interviewBy Julius Businge and Joan Akello
Michael CareyUganda is among the beneficiaries of Traidlinks, an Irish not-for-profit organization that focuses on linking African countries to new potential markets with a special focus on the foods industry. The Chairman, Michael Carey, spoke to The Independent's Julius Businge and Joan Akello.
What is Traidlinks doing in Uganda?
A few years ago, the Irish government asked a group of Irish business leaders to come to Uganda to look for opportunities, to create linkages between the Irish private sector and that of Uganda. In 2005, we came for our first visit to Uganda and we decided to establish a group called Traidlinks. Since then we have been coming here, meeting business people with Patrick Bitature who is on our board.
The board of Traidlinks is a combination of business leaders and individuals and is looking forward to meet the objectives of the organisation. Our role is to encourage the development of an enterprise culture in a socially positive way. We have mentoring programmes targeting the small and medium enterprises to help them grow their capability in the agriculture supply chain.
We have a lot of work in the Hoima region where Tullow oil is active because our relationship with Tullow is strong. We have established an enterprise centre in Hoima to engage with SMEs targeting the oil industry. We are seeking new opportunites to engage with the Uganda government in the agriculture sector through the Uganda Investment Authority and Uganda Export Promotions Board (UEPB).
Because of our efforts, we are beginning to see the business community coming together, talking about how they can best strategize as businesses to benefit from the oil. We have advised them to organize their structures so that they are visible to the oil sector. We have told them that if they do not have these structures, there cannot be any interface and that they need to work on the databases for the region.
They are very weak, I must say but they are ready to up their game. Our funding comes from the Irish government, which started the idea. We have now widened our base of funding to involve private sector funding. Other funders include Tullow Uganda and TradeMark East Africa.
What would you say have been your achievements over the years?
We have run a number of market-linked programmes together with the UEPB where now many companies are exporting agricultural products to Rwanda, South Sudan, Tanzania, Kenya and they (companies) are growing. This programme is helping companies to look for opportunities in the export market. We are also linking local companies to oil companies to do business.
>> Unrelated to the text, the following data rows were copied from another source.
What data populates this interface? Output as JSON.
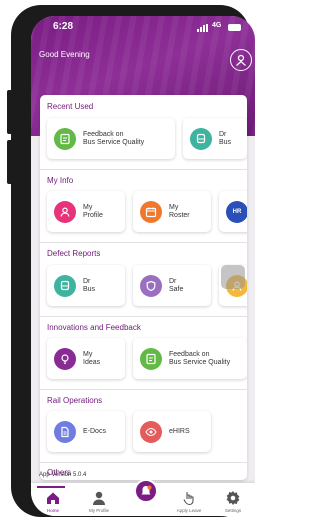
{
  "status_bar": {
    "time": "6:28",
    "network": "4G"
  },
  "header": {
    "greeting": "Good Evening"
  },
  "colors": {
    "brand": "#7b1c84",
    "accent_pink": "#e6337a",
    "accent_orange": "#f0782d",
    "accent_teal": "#3db3a0",
    "accent_green": "#62b946",
    "accent_purple": "#9a6fc0"
  },
  "sections": {
    "recent_used": {
      "title": "Recent Used",
      "tiles": [
        {
          "label": "Feedback on\nBus Service Quality",
          "icon": "feedback-icon"
        },
        {
          "label": "Dr\nBus",
          "icon": "bus-icon"
        }
      ]
    },
    "my_info": {
      "title": "My Info",
      "tiles": [
        {
          "label": "My\nProfile",
          "icon": "profile-icon"
        },
        {
          "label": "My\nRoster",
          "icon": "calendar-icon"
        },
        {
          "label": "HR",
          "icon": "hr-logo-icon"
        }
      ]
    },
    "defect_reports": {
      "title": "Defect Reports",
      "tiles": [
        {
          "label": "Dr\nBus",
          "icon": "bus-icon"
        },
        {
          "label": "Dr\nSafe",
          "icon": "shield-icon"
        },
        {
          "label": "",
          "icon": "person-icon"
        }
      ]
    },
    "innovations": {
      "title": "Innovations and Feedback",
      "tiles": [
        {
          "label": "My\nIdeas",
          "icon": "lightbulb-icon"
        },
        {
          "label": "Feedback on\nBus Service Quality",
          "icon": "feedback-icon"
        }
      ]
    },
    "rail_operations": {
      "title": "Rail Operations",
      "tiles": [
        {
          "label": "E-Docs",
          "icon": "document-icon"
        },
        {
          "label": "eHIRS",
          "icon": "eye-icon"
        }
      ]
    },
    "others": {
      "title": "Others"
    }
  },
  "app_version": "App Version 5.0.4",
  "bottom_nav": [
    {
      "label": "Home",
      "icon": "home-icon"
    },
    {
      "label": "My Profile",
      "icon": "user-icon"
    },
    {
      "label": "",
      "icon": "notification-fab-icon"
    },
    {
      "label": "Apply Leave",
      "icon": "hand-icon"
    },
    {
      "label": "Settings",
      "icon": "gear-icon"
    }
  ]
}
Now we can prove that farmers in Hoima and Buliisa can supply products of international standards to these companies in line with the local content policy. Traidlinks has been there to help them understand and comply with the standards and we believe these have a long term benefit for Uganda. We have over 70 companies that have been on our programme and we hope to increase the number with time.
People say Ugandan companies are never serious when it comes to meeting targets. What has been your experience with our companies over the years?
They are trying. Some of them have good systems and products and we are engaging them to ensure that they are able to meet international trade requirements so they can expand and grow, create jobs and contribute to economic growth. There is still a gap but I will say there is room for them to improve and meet our expectations.
Why are you focusing on food?
I invest in food companies; I am also the executive chairman of the Irish government's Food Board responsible for the development and promotion of the food industry in Ireland. The world by 2050 needs to produce 70% more food than it produces today and Africa is part of the growing demand but also part of the solution. Uganda has a clear national strategy for the agri foods sector and I think it is headed to a better direction.
With the knowledge you have so far about Uganda, what needs to be done to improve Uganda's agriculture opportunities?
Getting customer insights and understanding their needs is one of them. There is a need to add value to feed the growing local and international markets. Ireland used to export live animals in the past; this was not profitable, now it is no longer doing it. Uganda has a comparative advantage in coffee, pineapples, mangoes among other crops; these need value-addition so they can easily be marketed.
That is why we are here, to link Ugandan business people to potential markets outside. There is growing demand for foods in Europe especially for natural, organic foods, which Uganda can take advantage of. It is also critical to produce food after doing market research and ensure quality standards. The opportunities are numerous here and are open for Uganda to exploit.
What are your major plans going forward?
We have over the years made a total investment in Uganda of 8-9 million Euros through funding from Tullow, the Irish Government, and TradeMark East Africa and more is coming. We have been discussing with our local partners on our future.
We are reviewing our strategies and will identify new opportunities where we can make a bigger impact in the near future. But our commitment to helping local companies get good markets for their goods outside remains key on our agenda.